I think I know what my next screenshot thread's going to be.

#20 Posted by Bocam (4040 posts) -
#21 Posted by DocHaus (1711 posts) -

@pepsiman: Part of the problem, as someone on the patch team mentioned, is that English characters take up a lot more space than Japanese characters to say the same thing, so they had to shrink down some extra words in the interest of getting some meaning across while making them fit within the speech bubbles they had to work with. It's also why the background story in the articles is untranslated, as they're trying to find a way to translate it while also making the text fit.

Having said that, from the little I've played so far, it feels a lot like a reskinned VC2 with a new map or two and better story. But I've only spent an hour on-and-off so we'll see how it goes.

Oh, and thanks @yyninja for making this thread! Now when SEGA slaps the translators with a C&D I'll tell them it was your fault.

#22 Posted by Pepsiman (2768 posts) -

@dochaus: Yeah, I definitely know they have technical issues facing them as well. At some level I know I'm being a privileged idealist about all of this. I may not be pleased with how some of it specifically turned out, but I am ultimately glad people can now play a good chunk of the game without being someone like me who has a degree in the language and has the school loans to prove it, ahaha.

#23 Posted by Zeik (3476 posts) -

I might have to give this a try, but I'm a little hesitant since I didn't love the first game (good ideas, but flawed execution), so if this game doesn't feel like an improvement over that I'm not sure it will maintain my interest. And while I have to give props for putting the time and effort into making a translation for this game, I'm really not a fan of literal translations.

#24 Posted by ArbitraryWater (12880 posts) -

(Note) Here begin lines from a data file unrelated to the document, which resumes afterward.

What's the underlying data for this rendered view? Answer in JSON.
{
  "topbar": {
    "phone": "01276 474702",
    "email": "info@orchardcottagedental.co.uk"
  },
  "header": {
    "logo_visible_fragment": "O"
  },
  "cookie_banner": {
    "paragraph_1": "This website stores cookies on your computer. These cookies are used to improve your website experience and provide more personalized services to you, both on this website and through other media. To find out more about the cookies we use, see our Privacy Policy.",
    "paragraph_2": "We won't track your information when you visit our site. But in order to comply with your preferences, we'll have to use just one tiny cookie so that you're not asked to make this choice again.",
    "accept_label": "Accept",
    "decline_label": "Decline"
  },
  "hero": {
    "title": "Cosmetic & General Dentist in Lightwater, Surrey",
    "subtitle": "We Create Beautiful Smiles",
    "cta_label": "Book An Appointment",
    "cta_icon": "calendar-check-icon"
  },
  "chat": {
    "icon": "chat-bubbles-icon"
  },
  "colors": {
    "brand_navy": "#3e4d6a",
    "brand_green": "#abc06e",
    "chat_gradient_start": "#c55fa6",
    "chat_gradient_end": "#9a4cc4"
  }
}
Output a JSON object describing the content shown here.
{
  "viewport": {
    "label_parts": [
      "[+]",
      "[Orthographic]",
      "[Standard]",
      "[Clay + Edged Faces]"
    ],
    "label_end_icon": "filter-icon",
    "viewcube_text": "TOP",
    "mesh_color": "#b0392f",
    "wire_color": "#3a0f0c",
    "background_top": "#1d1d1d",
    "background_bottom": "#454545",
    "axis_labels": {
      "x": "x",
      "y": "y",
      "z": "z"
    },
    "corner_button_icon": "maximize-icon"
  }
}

I might check this out. No matter how dry or overly-literal this fan translation may be... it will hopefully still be better than anything that came out of VC2.

#25 Posted by amlabella (352 posts) -

Did anyone get this to work? Haven't been able to properly patch the file, so any help would be appreciated.

#26 Edited by LentFilms (299 posts) -

@pepsiman: It is also worth noting again that this is a beta patch that still has a lot of work to be done on it. I've played up to chapter 4 with the patch and the translation is very dry but the final patch could be completely different for all we know. Overall I'm pretty happy with the team's progress on this translation.

Also if anyone is having trouble applying the patch to their iso then try one of three things: Make sure the directory to the patch is as short as possible (try putting your files on your C drive and make the name of your iso a single character). The patch also uses a version of 7zip that only works with certain versions of Windows, if you get an error message in the 3rd stage of the patching process then replace the contents of the 7zip folder with a version that works on your computer. Finally make sure the names of your patch folder and your iso do not have any spaces in them. If you're still having problems then read the comments on the project's blog for more help.

#27 Posted by AlexGBRO (338 posts) -

men sony should bring these games to the west i know that sega owns them but the last 2 will be perfect on the vita